#### [Data to use]
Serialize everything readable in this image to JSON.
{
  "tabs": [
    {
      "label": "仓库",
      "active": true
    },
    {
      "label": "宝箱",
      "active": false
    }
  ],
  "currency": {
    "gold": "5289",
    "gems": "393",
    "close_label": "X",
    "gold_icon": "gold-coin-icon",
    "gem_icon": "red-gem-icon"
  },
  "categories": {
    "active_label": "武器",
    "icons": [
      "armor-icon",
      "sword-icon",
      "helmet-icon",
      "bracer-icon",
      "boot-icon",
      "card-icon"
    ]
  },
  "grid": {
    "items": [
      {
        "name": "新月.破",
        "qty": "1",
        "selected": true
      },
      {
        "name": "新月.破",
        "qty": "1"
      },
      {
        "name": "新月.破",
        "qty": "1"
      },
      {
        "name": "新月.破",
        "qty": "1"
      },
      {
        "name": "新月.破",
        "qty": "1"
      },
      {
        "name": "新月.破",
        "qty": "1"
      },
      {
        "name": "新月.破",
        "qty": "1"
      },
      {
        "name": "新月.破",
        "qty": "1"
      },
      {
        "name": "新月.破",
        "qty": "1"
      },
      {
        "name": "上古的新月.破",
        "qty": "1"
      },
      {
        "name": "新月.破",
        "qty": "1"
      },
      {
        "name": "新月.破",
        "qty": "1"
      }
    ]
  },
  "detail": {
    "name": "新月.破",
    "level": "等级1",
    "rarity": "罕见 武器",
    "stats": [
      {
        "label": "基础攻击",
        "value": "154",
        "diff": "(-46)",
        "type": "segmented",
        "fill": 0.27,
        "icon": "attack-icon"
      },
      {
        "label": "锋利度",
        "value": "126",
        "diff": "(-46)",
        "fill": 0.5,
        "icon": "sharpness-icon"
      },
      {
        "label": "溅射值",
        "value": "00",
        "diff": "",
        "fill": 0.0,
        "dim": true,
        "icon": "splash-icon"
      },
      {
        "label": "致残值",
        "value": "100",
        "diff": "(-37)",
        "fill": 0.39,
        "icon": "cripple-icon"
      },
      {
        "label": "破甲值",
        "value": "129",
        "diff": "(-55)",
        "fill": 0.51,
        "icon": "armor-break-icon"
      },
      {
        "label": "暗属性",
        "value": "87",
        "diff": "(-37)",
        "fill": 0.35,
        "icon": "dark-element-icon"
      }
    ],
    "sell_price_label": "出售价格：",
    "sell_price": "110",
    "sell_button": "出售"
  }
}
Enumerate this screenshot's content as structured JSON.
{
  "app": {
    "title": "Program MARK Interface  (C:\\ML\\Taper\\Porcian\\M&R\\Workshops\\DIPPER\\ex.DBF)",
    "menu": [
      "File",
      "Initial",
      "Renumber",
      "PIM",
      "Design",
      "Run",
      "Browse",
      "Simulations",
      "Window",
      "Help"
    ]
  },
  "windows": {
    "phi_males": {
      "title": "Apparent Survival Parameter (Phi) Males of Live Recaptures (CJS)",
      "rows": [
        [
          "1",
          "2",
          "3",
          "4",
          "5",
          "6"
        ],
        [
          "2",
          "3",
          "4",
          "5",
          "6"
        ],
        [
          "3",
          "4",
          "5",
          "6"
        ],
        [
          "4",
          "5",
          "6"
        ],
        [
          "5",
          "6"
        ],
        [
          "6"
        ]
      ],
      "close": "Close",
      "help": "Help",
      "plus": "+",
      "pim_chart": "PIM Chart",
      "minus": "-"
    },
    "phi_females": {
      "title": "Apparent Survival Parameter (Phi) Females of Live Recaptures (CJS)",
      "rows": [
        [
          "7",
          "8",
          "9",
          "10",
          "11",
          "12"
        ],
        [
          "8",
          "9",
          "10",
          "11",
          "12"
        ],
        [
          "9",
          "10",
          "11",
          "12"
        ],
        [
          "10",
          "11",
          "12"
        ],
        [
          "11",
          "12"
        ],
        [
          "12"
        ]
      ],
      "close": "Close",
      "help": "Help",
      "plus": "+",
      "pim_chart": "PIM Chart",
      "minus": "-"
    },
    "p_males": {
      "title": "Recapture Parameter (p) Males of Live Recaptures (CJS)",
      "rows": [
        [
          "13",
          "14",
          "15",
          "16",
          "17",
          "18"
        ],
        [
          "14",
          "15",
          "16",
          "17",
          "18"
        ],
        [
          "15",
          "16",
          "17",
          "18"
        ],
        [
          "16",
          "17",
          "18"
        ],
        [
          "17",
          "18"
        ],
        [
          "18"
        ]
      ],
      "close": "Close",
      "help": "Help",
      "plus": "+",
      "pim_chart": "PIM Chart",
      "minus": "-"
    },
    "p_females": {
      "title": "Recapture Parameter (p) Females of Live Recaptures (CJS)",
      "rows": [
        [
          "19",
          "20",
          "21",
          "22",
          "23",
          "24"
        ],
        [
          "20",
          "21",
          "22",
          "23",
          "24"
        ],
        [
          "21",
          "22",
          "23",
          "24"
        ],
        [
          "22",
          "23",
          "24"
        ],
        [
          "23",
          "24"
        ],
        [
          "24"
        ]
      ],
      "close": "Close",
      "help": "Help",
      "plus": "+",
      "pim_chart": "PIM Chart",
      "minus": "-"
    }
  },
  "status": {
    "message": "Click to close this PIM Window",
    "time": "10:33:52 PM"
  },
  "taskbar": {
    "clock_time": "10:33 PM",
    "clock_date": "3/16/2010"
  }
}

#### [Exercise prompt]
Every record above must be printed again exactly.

#### [Exercise output]
Serialize everything readable in this image to JSON.
{
  "tabs": [
    {
      "label": "仓库",
      "active": true
    },
    {
      "label": "宝箱",
      "active": false
    }
  ],
  "currency": {
    "gold": "5289",
    "gems": "393",
    "close_label": "X",
    "gold_icon": "gold-coin-icon",
    "gem_icon": "red-gem-icon"
  },
  "categories": {
    "active_label": "武器",
    "icons": [
      "armor-icon",
      "sword-icon",
      "helmet-icon",
      "bracer-icon",
      "boot-icon",
      "card-icon"
    ]
  },
  "grid": {
    "items": [
      {
        "name": "新月.破",
        "qty": "1",
        "selected": true
      },
      {
        "name": "新月.破",
        "qty": "1"
      },
      {
        "name": "新月.破",
        "qty": "1"
      },
      {
        "name": "新月.破",
        "qty": "1"
      },
      {
        "name": "新月.破",
        "qty": "1"
      },
      {
        "name": "新月.破",
        "qty": "1"
      },
      {
        "name": "新月.破",
        "qty": "1"
      },
      {
        "name": "新月.破",
        "qty": "1"
      },
      {
        "name": "新月.破",
        "qty": "1"
      },
      {
        "name": "上古的新月.破",
        "qty": "1"
      },
      {
        "name": "新月.破",
        "qty": "1"
      },
      {
        "name": "新月.破",
        "qty": "1"
      }
    ]
  },
  "detail": {
    "name": "新月.破",
    "level": "等级1",
    "rarity": "罕见 武器",
    "stats": [
      {
        "label": "基础攻击",
        "value": "154",
        "diff": "(-46)",
        "type": "segmented",
        "fill": 0.27,
        "icon": "attack-icon"
      },
      {
        "label": "锋利度",
        "value": "126",
        "diff": "(-46)",
        "fill": 0.5,
        "icon": "sharpness-icon"
      },
      {
        "label": "溅射值",
        "value": "00",
        "diff": "",
        "fill": 0.0,
        "dim": true,
        "icon": "splash-icon"
      },
      {
        "label": "致残值",
        "value": "100",
        "diff": "(-37)",
        "fill": 0.39,
        "icon": "cripple-icon"
      },
      {
        "label": "破甲值",
        "value": "129",
        "diff": "(-55)",
        "fill": 0.51,
        "icon": "armor-break-icon"
      },
      {
        "label": "暗属性",
        "value": "87",
        "diff": "(-37)",
        "fill": 0.35,
        "icon": "dark-element-icon"
      }
    ],
    "sell_price_label": "出售价格：",
    "sell_price": "110",
    "sell_button": "出售"
  }
}
Enumerate this screenshot's content as structured JSON.
{
  "app": {
    "title": "Program MARK Interface  (C:\\ML\\Taper\\Porcian\\M&R\\Workshops\\DIPPER\\ex.DBF)",
    "menu": [
      "File",
      "Initial",
      "Renumber",
      "PIM",
      "Design",
      "Run",
      "Browse",
      "Simulations",
      "Window",
      "Help"
    ]
  },
  "windows": {
    "phi_males": {
      "title": "Apparent Survival Parameter (Phi) Males of Live Recaptures (CJS)",
      "rows": [
        [
          "1",
          "2",
          "3",
          "4",
          "5",
          "6"
        ],
        [
          "2",
          "3",
          "4",
          "5",
          "6"
        ],
        [
          "3",
          "4",
          "5",
          "6"
        ],
        [
          "4",
          "5",
          "6"
        ],
        [
          "5",
          "6"
        ],
        [
          "6"
        ]
      ],
      "close": "Close",
      "help": "Help",
      "plus": "+",
      "pim_chart": "PIM Chart",
      "minus": "-"
    },
    "phi_females": {
      "title": "Apparent Survival Parameter (Phi) Females of Live Recaptures (CJS)",
      "rows": [
        [
          "7",
          "8",
          "9",
          "10",
          "11",
          "12"
        ],
        [
          "8",
          "9",
          "10",
          "11",
          "12"
        ],
        [
          "9",
          "10",
          "11",
          "12"
        ],
        [
          "10",
          "11",
          "12"
        ],
        [
          "11",
          "12"
        ],
        [
          "12"
        ]
      ],
      "close": "Close",
      "help": "Help",
      "plus": "+",
      "pim_chart": "PIM Chart",
      "minus": "-"
    },
    "p_males": {
      "title": "Recapture Parameter (p) Males of Live Recaptures (CJS)",
      "rows": [
        [
          "13",
          "14",
          "15",
          "16",
          "17",
          "18"
        ],
        [
          "14",
          "15",
          "16",
          "17",
          "18"
        ],
        [
          "15",
          "16",
          "17",
          "18"
        ],
        [
          "16",
          "17",
          "18"
        ],
        [
          "17",
          "18"
        ],
        [
          "18"
        ]
      ],
      "close": "Close",
      "help": "Help",
      "plus": "+",
      "pim_chart": "PIM Chart",
      "minus": "-"
    },
    "p_females": {
      "title": "Recapture Parameter (p) Females of Live Recaptures (CJS)",
      "rows": [
        [
          "19",
          "20",
          "21",
          "22",
          "23",
          "24"
        ],
        [
          "20",
          "21",
          "22",
          "23",
          "24"
        ],
        [
          "21",
          "22",
          "23",
          "24"
        ],
        [
          "22",
          "23",
          "24"
        ],
        [
          "23",
          "24"
        ],
        [
          "24"
        ]
      ],
      "close": "Close",
      "help": "Help",
      "plus": "+",
      "pim_chart": "PIM Chart",
      "minus": "-"
    }
  },
  "status": {
    "message": "Click to close this PIM Window",
    "time": "10:33:52 PM"
  },
  "taskbar": {
    "clock_time": "10:33 PM",
    "clock_date": "3/16/2010"
  }
}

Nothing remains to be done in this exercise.